Extracted material below:

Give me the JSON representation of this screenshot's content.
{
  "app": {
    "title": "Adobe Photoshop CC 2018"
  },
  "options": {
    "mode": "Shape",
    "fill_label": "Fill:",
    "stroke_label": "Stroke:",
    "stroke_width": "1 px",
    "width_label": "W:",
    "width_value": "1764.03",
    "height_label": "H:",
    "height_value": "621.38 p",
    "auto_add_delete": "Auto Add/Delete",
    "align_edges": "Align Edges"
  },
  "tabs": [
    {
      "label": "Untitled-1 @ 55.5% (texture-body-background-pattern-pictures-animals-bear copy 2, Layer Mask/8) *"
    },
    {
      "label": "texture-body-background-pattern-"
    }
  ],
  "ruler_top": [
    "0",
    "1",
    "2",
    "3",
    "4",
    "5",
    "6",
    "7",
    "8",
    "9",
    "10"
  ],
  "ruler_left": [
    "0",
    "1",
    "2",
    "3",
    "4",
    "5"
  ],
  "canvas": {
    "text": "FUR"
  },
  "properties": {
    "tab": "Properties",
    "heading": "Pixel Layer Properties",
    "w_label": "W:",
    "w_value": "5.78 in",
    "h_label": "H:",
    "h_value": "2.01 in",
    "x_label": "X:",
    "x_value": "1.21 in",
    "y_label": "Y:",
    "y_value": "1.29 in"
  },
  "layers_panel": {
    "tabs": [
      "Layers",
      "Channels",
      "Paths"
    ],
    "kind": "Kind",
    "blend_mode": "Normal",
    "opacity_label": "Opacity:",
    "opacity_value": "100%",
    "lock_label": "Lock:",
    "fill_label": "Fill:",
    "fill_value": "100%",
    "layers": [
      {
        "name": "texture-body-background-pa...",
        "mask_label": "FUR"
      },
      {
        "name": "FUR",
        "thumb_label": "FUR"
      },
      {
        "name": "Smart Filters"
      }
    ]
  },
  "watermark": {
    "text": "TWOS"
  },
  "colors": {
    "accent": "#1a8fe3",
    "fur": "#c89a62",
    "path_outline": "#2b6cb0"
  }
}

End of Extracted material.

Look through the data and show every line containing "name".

*Answer for this exercise:*
        "name": "texture-body-background-pa...",
        "name": "FUR",
        "name": "Smart Filters"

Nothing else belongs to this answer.